They have treaties. The U.S.–Canada border slices right through their ancestral lands. But Joyce M. King, director of the Akwesasne Justice Department for the Mohawk Council of Akwesasne, almost couldn’t make it into Canada on June 18, according to a report in the Daily Courier-Observer of Potsdam and Massena, New York.
A Canadian border official not only made her show other i.d.—tribal identification and Indian status cards did the trick and got her into Canada—but also seized her Haudenosaunee passport, which is accepted at the U.S. border, the newspaper reported.
The Iroquois Confederacy–issued passport has caused problems in the past, to others, she said, but it does not normally get confiscated. In King’s case, she told the Courier-Observer, Canadian border officials called the passport a “fantasy document” as they questioned her.
King is working to change that perception and get the Haudenosaunee passport recognized. Although she has gone to Japan on that passport, others have also run into trouble with it.

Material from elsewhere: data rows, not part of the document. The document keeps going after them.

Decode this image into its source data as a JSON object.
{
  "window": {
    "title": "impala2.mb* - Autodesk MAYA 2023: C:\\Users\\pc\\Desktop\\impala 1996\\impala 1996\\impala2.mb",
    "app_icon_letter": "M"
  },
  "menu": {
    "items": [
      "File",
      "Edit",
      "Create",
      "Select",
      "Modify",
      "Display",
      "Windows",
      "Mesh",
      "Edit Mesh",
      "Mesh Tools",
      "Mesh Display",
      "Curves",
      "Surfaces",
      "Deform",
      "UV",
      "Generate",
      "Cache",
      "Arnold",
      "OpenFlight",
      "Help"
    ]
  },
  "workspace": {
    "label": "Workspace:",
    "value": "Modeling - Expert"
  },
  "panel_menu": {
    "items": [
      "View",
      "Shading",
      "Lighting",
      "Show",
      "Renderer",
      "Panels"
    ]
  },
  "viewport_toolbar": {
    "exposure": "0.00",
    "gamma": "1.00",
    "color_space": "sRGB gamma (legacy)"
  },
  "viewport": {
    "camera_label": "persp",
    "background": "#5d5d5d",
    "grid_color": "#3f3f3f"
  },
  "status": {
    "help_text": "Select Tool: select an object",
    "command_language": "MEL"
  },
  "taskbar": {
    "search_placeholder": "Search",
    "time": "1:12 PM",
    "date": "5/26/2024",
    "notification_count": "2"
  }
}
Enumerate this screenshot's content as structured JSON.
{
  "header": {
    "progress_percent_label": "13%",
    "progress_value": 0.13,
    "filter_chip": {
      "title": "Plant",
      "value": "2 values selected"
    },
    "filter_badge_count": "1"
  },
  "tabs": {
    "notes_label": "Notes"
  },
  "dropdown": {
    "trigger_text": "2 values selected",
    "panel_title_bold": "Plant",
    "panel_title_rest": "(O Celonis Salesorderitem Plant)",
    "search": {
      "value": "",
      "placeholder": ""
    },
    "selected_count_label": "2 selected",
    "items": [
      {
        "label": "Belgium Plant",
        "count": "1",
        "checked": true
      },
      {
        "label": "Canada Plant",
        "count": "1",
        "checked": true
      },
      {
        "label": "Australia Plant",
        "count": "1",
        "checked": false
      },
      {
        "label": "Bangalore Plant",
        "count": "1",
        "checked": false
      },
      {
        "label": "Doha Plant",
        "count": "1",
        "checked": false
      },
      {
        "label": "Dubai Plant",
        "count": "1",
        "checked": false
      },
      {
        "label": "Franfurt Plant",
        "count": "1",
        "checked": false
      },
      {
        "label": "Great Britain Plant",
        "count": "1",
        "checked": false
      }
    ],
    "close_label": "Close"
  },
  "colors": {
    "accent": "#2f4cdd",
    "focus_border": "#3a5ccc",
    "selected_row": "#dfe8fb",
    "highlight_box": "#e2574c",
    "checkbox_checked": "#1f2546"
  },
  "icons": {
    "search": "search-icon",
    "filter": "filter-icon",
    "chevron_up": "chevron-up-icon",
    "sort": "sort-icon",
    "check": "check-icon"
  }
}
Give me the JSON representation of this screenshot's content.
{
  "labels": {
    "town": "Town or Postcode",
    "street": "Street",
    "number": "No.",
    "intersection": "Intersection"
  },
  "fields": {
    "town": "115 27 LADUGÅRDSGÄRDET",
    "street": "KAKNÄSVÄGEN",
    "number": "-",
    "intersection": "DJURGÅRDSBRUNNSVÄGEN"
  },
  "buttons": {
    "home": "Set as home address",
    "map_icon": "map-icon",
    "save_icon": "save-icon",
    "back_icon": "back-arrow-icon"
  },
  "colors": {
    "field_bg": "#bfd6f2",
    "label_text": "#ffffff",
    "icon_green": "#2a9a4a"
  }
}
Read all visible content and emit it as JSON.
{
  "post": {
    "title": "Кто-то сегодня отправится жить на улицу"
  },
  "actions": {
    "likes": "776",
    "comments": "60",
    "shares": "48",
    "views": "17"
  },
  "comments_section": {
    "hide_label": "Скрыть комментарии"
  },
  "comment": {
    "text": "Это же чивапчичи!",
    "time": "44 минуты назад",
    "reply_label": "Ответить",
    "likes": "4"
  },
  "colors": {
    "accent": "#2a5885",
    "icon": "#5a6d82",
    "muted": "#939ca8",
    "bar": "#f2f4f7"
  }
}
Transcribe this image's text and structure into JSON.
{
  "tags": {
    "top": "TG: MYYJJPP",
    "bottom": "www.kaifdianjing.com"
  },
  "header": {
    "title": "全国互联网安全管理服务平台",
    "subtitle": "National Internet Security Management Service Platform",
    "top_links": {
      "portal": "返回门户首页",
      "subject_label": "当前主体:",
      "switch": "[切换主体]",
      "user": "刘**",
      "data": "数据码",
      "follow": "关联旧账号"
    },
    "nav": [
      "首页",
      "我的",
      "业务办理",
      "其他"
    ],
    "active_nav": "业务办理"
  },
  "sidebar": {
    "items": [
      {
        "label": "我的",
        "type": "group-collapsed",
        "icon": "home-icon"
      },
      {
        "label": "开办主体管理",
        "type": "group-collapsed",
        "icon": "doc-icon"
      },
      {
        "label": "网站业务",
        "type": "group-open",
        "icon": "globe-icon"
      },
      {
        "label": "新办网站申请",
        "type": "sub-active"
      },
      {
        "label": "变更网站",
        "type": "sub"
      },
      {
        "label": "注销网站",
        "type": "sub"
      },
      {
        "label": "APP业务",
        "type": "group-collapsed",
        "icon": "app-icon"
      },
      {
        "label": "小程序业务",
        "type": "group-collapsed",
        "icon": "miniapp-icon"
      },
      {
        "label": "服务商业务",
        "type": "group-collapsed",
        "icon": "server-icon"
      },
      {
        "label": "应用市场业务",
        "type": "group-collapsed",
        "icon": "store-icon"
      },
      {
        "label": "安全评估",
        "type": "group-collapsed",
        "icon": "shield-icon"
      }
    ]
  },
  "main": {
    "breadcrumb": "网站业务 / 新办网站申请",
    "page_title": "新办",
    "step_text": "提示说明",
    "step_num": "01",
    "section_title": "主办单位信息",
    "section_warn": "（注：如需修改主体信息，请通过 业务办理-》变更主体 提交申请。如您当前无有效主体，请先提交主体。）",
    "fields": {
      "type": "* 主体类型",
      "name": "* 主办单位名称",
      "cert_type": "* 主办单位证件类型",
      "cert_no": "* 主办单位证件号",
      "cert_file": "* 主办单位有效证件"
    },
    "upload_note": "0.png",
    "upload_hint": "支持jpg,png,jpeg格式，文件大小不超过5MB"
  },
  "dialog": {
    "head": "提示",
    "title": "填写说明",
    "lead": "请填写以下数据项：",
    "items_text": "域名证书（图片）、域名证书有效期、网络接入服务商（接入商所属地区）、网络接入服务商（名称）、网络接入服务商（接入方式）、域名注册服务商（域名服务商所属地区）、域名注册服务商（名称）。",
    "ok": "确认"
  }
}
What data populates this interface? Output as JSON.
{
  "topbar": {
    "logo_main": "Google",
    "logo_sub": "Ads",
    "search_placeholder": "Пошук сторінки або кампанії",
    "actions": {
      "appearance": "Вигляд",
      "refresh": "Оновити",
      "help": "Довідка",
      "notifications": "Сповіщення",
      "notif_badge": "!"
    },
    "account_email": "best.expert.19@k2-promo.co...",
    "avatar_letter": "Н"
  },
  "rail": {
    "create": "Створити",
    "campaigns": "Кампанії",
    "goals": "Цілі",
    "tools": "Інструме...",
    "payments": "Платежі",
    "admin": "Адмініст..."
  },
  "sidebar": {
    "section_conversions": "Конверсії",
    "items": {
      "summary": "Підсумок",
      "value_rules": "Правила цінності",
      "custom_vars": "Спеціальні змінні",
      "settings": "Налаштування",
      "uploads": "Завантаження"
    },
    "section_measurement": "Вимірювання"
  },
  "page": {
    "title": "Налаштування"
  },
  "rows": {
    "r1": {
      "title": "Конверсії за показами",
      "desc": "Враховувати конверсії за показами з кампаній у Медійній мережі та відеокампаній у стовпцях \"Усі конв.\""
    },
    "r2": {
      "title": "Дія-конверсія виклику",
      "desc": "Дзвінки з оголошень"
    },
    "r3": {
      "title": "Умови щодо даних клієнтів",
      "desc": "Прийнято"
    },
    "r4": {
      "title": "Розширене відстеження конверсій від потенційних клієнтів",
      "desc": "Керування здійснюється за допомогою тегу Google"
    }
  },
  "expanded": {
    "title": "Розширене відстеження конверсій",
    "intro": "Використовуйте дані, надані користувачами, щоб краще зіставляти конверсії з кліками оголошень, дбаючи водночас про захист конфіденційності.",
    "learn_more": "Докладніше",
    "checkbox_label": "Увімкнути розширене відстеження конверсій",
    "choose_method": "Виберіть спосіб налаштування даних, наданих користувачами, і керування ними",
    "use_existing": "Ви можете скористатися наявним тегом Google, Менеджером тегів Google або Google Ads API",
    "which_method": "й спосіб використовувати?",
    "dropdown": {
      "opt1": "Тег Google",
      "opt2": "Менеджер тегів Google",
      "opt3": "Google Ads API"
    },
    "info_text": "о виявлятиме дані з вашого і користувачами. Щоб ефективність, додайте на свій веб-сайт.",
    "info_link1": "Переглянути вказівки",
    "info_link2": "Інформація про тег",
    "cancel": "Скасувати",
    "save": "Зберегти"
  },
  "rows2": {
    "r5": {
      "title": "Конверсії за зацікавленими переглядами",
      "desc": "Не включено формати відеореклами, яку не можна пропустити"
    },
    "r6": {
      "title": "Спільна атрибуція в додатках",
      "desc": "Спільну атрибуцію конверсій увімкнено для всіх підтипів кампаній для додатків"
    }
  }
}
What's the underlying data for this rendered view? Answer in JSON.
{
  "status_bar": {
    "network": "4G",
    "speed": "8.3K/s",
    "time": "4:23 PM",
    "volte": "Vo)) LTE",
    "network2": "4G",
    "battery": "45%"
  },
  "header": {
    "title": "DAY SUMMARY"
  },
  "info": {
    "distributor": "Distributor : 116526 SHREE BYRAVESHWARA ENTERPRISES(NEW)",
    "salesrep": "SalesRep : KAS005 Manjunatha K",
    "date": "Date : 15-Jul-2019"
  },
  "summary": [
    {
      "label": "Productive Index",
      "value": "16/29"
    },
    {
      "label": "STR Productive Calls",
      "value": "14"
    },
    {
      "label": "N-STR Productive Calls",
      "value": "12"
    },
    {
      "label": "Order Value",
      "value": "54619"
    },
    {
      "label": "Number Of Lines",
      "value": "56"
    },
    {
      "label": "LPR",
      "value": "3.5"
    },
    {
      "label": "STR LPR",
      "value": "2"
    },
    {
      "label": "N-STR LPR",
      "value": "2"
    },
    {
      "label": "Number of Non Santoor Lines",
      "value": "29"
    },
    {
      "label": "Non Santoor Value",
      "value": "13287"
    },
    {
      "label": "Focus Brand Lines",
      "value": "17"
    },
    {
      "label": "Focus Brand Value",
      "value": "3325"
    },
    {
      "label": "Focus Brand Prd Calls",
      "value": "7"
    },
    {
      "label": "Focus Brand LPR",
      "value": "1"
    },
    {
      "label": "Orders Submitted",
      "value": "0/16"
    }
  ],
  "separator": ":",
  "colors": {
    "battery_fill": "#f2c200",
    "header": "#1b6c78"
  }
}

Most notoriously, the Iroquois Nationals Lacrosse team, ranked fourth worldwide, missed competing in the World Lacrosse Championships in England last year because both the U.S. State Department and the British Consulate refused to recognize the team’s Haudenosaunee passports, even though they’d been using them to travel for decades. Both governments cited security gaps in the passport held by members of the Six Nations of the Haundenosaunee Confederacy – the Onondaga, Mohawk, Seneca, Oneida, Tuscarora and Cayuga.